Having someone like Joel Embiid on your team allows you to play a certain way defensively. Pierce and the Sixers didn’t mind if they were hit by backdoor cuts (a by-product of their tight defense) because Embiid is there to snuff out any potential danger — he’s an obvious game-changer on the defensive end.

The Hawks, shall we say, don’t have a Joel Embiid-type of defender (and not many teams in the league do either) and they don’t have a 6 foot 10 inch point guard in Ben Simmons. When Pierce was asked about the Hawks’ personnel and if they have any players that would allow the Hawks to play a similar defensive style to the Sixers, he deflected somewhat, refusing to go into specifics.

“They are NBA players,” said Pierce. “They are competitors. They are athletes. It’s a mind game. It’s preparation, the education of the NBA. How do you take away strengths and impose your will to force weaknesses when you are playing your opponent? All of these guys have the ability. And that’s why I speak so much on the defensive end. All of these guys have the ability to do that. I can’t guarantee that we are going to make 20 3’s every night. I can’t guarantee that everybody is going to be a 60 percent 3-point shooter. I can guarantee you that we can put forth the effort on the defensive end and bring the mentality to compete on the defensive end.”

Personnel dictates. The things that Pierce did in Philadelphia he might not be able to bring the exact same defensive schemes/strategies with the Hawks because of the differing personnel the Hawks have and their defensive capabilities.

However, while personnel is out of Pierce’s control, Pierce asks (and answers) the question off ‘What can we control?’
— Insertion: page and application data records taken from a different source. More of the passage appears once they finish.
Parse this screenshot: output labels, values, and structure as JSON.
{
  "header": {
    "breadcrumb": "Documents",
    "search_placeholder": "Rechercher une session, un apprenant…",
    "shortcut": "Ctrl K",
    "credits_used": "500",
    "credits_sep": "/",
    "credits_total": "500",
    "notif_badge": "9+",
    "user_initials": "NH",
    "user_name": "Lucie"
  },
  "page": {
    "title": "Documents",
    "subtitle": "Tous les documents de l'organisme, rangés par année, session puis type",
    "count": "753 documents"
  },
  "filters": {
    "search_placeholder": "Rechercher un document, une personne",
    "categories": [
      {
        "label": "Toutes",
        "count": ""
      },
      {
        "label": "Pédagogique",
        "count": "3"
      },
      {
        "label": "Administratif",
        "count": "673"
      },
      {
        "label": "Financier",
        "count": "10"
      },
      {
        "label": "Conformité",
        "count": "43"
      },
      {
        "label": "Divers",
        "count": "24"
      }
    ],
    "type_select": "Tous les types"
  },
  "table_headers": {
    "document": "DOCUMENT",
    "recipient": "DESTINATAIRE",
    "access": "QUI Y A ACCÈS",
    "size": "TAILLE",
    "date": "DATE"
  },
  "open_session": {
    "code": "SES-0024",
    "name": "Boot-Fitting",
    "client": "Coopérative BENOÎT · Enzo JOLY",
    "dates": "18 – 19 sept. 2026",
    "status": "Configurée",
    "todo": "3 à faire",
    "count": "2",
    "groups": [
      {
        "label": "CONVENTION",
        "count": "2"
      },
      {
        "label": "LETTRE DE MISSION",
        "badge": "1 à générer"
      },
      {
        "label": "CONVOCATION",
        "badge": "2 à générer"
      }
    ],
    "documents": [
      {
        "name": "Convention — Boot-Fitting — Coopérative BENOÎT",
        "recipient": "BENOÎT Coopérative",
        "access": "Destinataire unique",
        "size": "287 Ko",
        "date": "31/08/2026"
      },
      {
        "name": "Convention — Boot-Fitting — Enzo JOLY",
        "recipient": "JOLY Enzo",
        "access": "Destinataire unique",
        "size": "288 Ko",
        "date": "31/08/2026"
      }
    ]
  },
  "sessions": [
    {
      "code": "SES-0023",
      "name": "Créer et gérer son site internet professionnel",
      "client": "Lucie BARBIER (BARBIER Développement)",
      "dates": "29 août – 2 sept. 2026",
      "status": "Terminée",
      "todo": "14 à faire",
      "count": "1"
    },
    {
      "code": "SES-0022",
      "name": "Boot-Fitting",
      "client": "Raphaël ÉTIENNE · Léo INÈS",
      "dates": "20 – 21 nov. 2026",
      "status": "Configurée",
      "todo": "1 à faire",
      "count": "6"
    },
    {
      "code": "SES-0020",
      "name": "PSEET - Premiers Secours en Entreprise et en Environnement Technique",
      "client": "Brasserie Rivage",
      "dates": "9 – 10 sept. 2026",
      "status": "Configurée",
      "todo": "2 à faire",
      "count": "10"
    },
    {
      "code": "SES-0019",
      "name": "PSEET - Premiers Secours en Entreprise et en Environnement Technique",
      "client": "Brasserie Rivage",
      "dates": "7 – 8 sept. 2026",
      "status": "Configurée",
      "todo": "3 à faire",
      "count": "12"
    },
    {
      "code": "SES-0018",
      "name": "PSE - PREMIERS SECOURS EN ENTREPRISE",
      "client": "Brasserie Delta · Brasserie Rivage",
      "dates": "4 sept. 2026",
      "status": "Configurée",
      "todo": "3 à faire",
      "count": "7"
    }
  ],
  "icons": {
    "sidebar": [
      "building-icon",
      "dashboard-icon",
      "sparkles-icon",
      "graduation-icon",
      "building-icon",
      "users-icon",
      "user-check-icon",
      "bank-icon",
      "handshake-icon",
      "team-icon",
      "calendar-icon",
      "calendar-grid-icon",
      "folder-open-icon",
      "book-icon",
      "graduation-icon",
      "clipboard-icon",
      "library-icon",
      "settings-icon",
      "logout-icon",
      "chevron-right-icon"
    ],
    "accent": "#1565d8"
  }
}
“...I think that’s an important aspect anytime you’re trying to develop a culture is just ‘what can you control?’ And it’s your effort: we want to attack the day every single day from start to finish. We want to start building habits that we can create, and a lot of that is going to be on me and my staff and as we’re figuring that out the messaging to the players is going to be there: it’s going to be our defensive DNA, it’s going to be our impressions of how to be a competitive team while we’re developing, while we’re growing. How do we create these habits? It’s through competition, it’s through repetition. It’s something that we’ll preach and teach everyday.”

While Pierce won’t have such a reliable defensive anchor in Joel Embiid, the things that more than likely won’t change when it comes to Pierce’s defensive schemes/ideas in Atlanta is that the Hawks are going to taught to be physical and disciplined. They’re going to compete, practice and play hard — Pierce referenced ‘sweat equity’ on a numbers of occasions during his introductory press conference.

It’s going to be (and this is not an attempted pun) a process that is going to take time (and it does take time to establish an identity wherever you are) but Pierce and his eventual coaching staff are going to be there for every step along the way.

Lloyd Pierce will coach the Hawks at Utah Summer League — where a considerable number of his possible final roster might be in action too — and it’s there where everyone will learn a bit more about the defensive schemes that Pierce will look to implement in Atlanta.

Ball movement was the name of the game under Mike Budenholzer. Defense is the new name of the game under Lloyd Pierce.